▶ **Your task**:
What's needed is the listing below, repeated word for word with no pictures.

▶ **Material for the task**:
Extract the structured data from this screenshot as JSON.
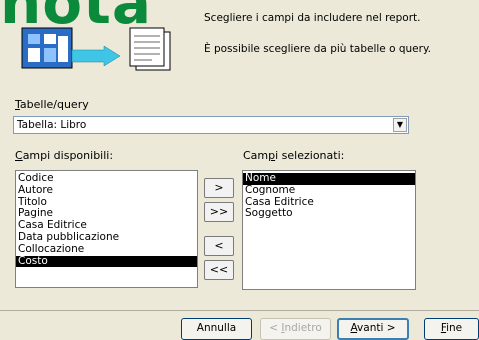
{
  "overlay_text": "nota",
  "header": {
    "line1": "Scegliere i campi da includere nel report.",
    "line2": "È possibile scegliere da più tabelle o query."
  },
  "table_query": {
    "label_accel": "T",
    "label_rest": "abelle/query",
    "selected": "Tabella: Libro"
  },
  "available": {
    "label_accel": "C",
    "label_rest": "ampi disponibili:",
    "items": [
      "Codice",
      "Autore",
      "Titolo",
      "Pagine",
      "Casa Editrice",
      "Data pubblicazione",
      "Collocazione",
      "Costo"
    ],
    "selected_index": 7
  },
  "selected_fields": {
    "label_pre": "Cam",
    "label_accel": "p",
    "label_rest": "i selezionati:",
    "items": [
      "Nome",
      "Cognome",
      "Casa Editrice",
      "Soggetto"
    ],
    "selected_index": 0
  },
  "move_buttons": {
    "add_one": ">",
    "add_all": ">>",
    "remove_one": "<",
    "remove_all": "<<"
  },
  "footer": {
    "cancel": "Annulla",
    "back_pre": "< ",
    "back_accel": "I",
    "back_rest": "ndietro",
    "next_accel": "A",
    "next_rest": "vanti >",
    "finish_accel": "F",
    "finish_rest": "ine"
  },
  "colors": {
    "overlay_green": "#0a8a3a",
    "dialog_bg": "#ece9d8",
    "selection": "#000000"
  }
}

▶ **Response box**:
Extract the structured data from this screenshot as JSON.
{
  "overlay_text": "nota",
  "header": {
    "line1": "Scegliere i campi da includere nel report.",
    "line2": "È possibile scegliere da più tabelle o query."
  },
  "table_query": {
    "label_accel": "T",
    "label_rest": "abelle/query",
    "selected": "Tabella: Libro"
  },
  "available": {
    "label_accel": "C",
    "label_rest": "ampi disponibili:",
    "items": [
      "Codice",
      "Autore",
      "Titolo",
      "Pagine",
      "Casa Editrice",
      "Data pubblicazione",
      "Collocazione",
      "Costo"
    ],
    "selected_index": 7
  },
  "selected_fields": {
    "label_pre": "Cam",
    "label_accel": "p",
    "label_rest": "i selezionati:",
    "items": [
      "Nome",
      "Cognome",
      "Casa Editrice",
      "Soggetto"
    ],
    "selected_index": 0
  },
  "move_buttons": {
    "add_one": ">",
    "add_all": ">>",
    "remove_one": "<",
    "remove_all": "<<"
  },
  "footer": {
    "cancel": "Annulla",
    "back_pre": "< ",
    "back_accel": "I",
    "back_rest": "ndietro",
    "next_accel": "A",
    "next_rest": "vanti >",
    "finish_accel": "F",
    "finish_rest": "ine"
  },
  "colors": {
    "overlay_green": "#0a8a3a",
    "dialog_bg": "#ece9d8",
    "selection": "#000000"
  }
}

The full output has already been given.